The beginning of August was woefully sluggish. “The Mummy: Tomb of the Dragon Emperor” was a piece of junk and “Swing Vote” was good but slight entertainment. So once again, I caught up with some great arthouse fare. “The Wackness” received a major release around this time and I completely fell in love with it. I declared “The Wackness” one of the ten best films of 2008 and I still stand by that statement today. I identified with it because it was about a boy who had just graduated high school and was eagerly awaiting college, just like me. Not only that, but the boy was struggling with a budding romance, and I had a girlfriend at the time who still had one year of high school left, and what to do about our relationship haunted us both. It was a great movie that got me pumped for college, which was exactly what I needed in August. I also caught “Bottle Shock” which was equally delightful. If you liked Alan Rickman in “Harry Potter,” you’d like him as a wine connoisseur, that is for sure.
The second week of August gave us “Pineapple Express” and I began to have full faith in the R-rated comedy again, something that had not happened in a really long time. When I saw “Tropic Thunder” two weeks later, my faith in R-rated comedies was back in full form. Both films were from two completely different viewpoints, but they made me laugh incredibly hard. By the middle of August, I was prepping my last-minute duties before heading off to college, so I did not get a lot of down time to go to the theater. I nearly ended my summer movie season that summer with “Star Wars: Clone Wars” something that almost ruined me as a fan of Star Wars. But while I had just a smidgen of time left, I ended that season with Woody Allen. I found “Vicki Christena Barcelona” to be a flashback to classic Woody. I also felt the shifting from New York City to Spain made a big different for him too. It was a wonderful way to finish out the summer movie season and head off to college soon after.
The summer of 2008 was vital to me for many reasons. It showed us that the long streak of painful superhero movies was over, and even a summer packed with them can deliver on several different levels. It proved that the R-rated comedy was back and it could not have come at a better time. Most of all, the summer of 2008 was a highlight for several genres, whether it was action, comedy, horror, independent, romance…every genre had a fair say and they each made the year memorable as a whole. My faith in summer movies was revitalized, and as I was being escorted up to college by my parents, all I could think about was the future of film and how happy it made me.

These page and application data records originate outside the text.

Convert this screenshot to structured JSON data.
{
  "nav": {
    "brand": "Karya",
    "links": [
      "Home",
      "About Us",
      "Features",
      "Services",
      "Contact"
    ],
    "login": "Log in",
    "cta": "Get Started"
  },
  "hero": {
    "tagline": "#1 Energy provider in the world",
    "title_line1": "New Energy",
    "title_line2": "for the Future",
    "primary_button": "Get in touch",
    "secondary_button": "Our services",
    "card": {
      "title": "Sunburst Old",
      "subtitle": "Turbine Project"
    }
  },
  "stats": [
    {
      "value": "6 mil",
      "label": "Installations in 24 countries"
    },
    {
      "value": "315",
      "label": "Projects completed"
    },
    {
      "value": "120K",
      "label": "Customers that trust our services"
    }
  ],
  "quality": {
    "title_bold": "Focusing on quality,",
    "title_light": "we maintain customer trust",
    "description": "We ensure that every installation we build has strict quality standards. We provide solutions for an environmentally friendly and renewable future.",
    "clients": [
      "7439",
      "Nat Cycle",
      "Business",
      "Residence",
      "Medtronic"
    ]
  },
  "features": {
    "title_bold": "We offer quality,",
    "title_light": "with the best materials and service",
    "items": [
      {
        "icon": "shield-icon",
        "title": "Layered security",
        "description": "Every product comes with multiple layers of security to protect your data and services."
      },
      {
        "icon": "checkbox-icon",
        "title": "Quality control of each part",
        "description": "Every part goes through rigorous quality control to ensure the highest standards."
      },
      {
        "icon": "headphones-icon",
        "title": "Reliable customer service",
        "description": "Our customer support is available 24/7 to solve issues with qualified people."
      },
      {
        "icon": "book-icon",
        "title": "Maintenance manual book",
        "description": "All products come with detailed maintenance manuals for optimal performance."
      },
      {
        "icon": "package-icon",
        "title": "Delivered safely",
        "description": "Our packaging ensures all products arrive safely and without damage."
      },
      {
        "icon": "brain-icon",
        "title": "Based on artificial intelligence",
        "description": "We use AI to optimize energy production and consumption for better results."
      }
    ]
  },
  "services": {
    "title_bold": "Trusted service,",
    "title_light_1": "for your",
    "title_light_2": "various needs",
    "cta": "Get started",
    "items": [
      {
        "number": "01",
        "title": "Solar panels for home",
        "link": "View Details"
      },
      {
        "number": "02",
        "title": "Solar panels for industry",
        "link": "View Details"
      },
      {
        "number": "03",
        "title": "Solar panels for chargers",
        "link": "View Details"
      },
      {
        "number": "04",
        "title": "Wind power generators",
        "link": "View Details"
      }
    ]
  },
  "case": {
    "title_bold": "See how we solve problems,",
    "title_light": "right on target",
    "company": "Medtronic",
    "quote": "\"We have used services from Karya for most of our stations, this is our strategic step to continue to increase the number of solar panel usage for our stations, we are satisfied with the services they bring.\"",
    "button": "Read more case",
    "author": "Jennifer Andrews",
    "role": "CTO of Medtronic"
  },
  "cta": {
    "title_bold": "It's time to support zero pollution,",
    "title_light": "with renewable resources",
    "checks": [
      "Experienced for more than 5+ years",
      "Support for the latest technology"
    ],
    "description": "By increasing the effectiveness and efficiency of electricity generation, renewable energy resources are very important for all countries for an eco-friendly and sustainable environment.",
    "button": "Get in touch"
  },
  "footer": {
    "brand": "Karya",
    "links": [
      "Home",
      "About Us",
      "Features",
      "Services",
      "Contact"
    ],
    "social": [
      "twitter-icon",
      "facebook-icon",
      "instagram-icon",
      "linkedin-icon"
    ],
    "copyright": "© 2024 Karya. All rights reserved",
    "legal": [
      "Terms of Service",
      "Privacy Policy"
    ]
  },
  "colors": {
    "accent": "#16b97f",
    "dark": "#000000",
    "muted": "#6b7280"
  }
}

So I am going to be writing one of these articles all summer long, so check back here sometime next week. I have got a lot to say about what I have seen from summer’s past in my lifetime and I cannot wait to share it all with you as I witness another season of summer films in 2014. I hope you enjoy reading it as much as I enjoy writing it.